- REQUIRED WORK -
Below are records; how many of their lines contain "Asset"? Give the number and no other words.

- DATA PROVIDED -
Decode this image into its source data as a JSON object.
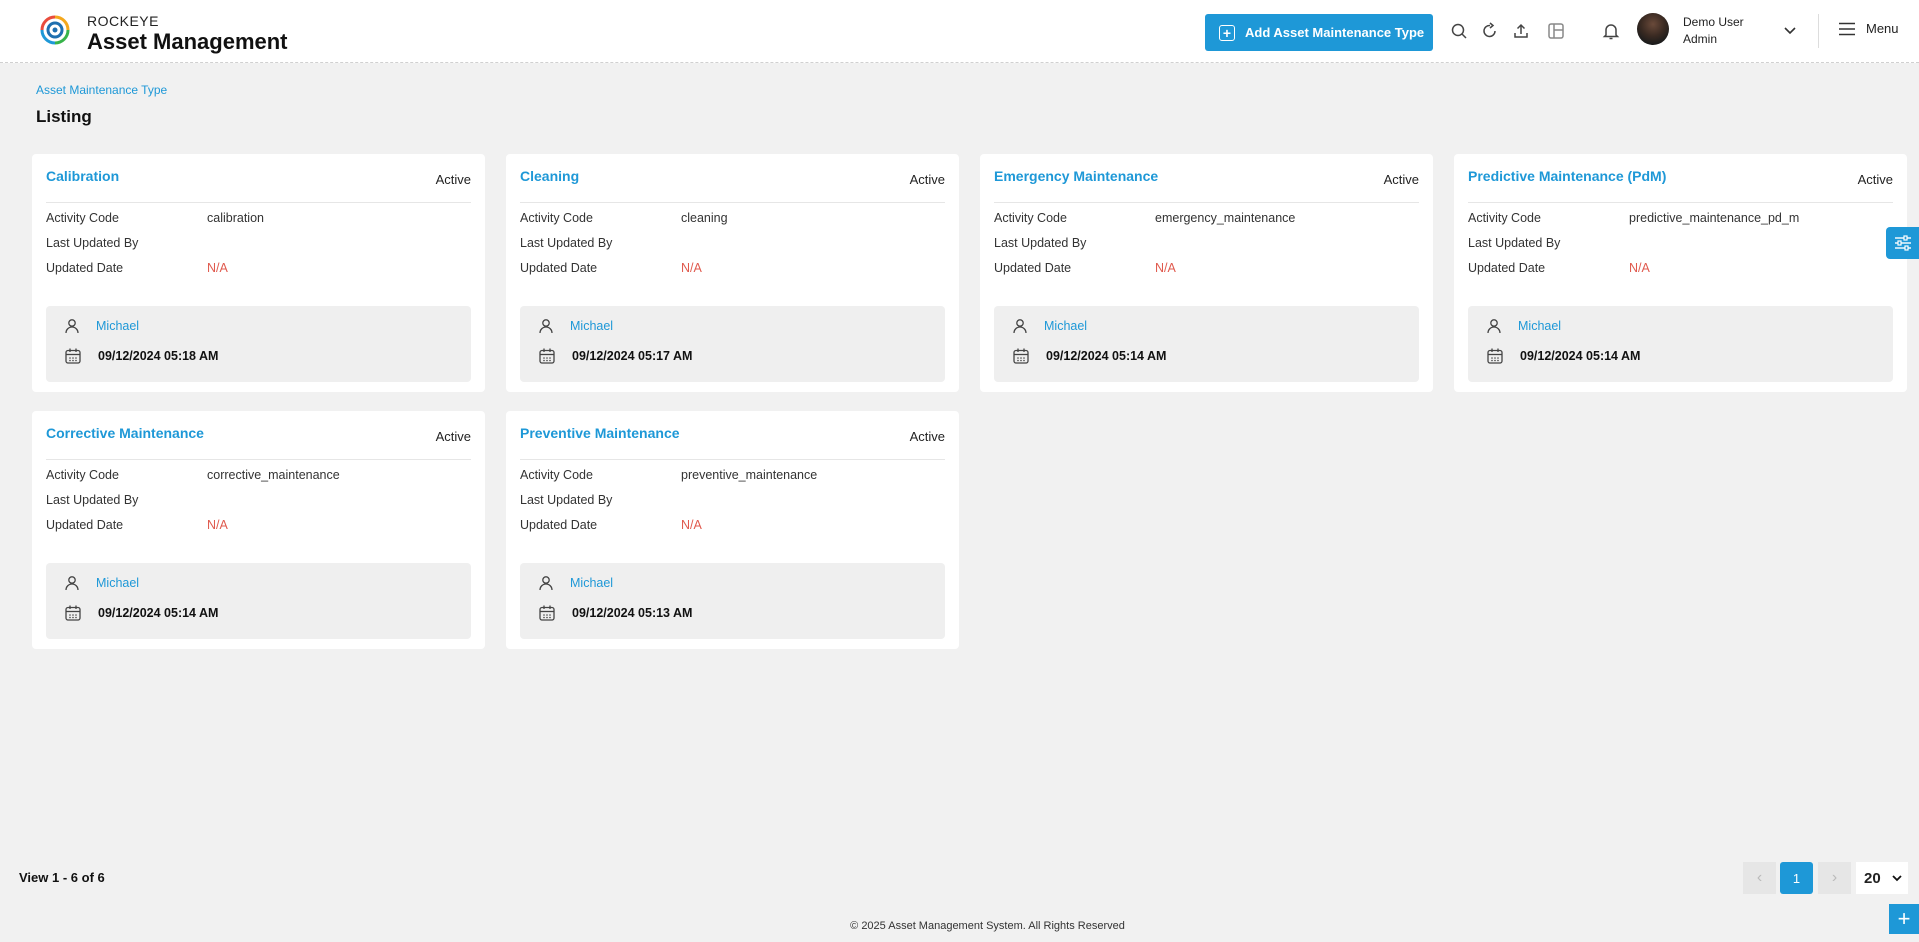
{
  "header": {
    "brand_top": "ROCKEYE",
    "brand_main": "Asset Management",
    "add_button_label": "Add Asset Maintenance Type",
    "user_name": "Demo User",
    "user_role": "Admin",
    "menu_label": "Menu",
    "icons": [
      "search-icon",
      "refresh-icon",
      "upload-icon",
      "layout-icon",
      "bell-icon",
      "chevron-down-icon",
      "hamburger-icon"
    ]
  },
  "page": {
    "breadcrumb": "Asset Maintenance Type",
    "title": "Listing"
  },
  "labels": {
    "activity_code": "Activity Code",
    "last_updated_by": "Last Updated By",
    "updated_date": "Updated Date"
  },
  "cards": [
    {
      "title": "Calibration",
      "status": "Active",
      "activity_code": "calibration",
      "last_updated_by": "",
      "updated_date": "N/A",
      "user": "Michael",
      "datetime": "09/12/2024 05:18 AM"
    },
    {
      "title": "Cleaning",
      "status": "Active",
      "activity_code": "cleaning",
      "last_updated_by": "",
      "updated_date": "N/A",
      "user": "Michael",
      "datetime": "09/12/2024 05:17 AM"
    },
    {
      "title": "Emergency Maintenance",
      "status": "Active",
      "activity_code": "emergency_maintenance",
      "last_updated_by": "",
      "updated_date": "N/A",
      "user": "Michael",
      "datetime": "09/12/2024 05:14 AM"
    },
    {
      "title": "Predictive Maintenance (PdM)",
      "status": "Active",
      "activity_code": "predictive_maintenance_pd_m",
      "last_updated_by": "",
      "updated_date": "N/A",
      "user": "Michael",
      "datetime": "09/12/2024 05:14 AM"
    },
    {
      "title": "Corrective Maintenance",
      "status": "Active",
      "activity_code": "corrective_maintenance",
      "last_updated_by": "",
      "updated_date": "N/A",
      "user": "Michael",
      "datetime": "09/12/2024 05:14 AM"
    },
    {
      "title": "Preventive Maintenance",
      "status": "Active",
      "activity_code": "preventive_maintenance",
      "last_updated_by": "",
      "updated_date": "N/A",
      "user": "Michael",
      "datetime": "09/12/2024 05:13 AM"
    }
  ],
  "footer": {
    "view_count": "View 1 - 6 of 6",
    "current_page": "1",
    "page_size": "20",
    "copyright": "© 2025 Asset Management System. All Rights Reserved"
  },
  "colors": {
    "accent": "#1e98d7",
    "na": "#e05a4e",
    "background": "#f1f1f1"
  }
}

- RESPONSE BOX -
4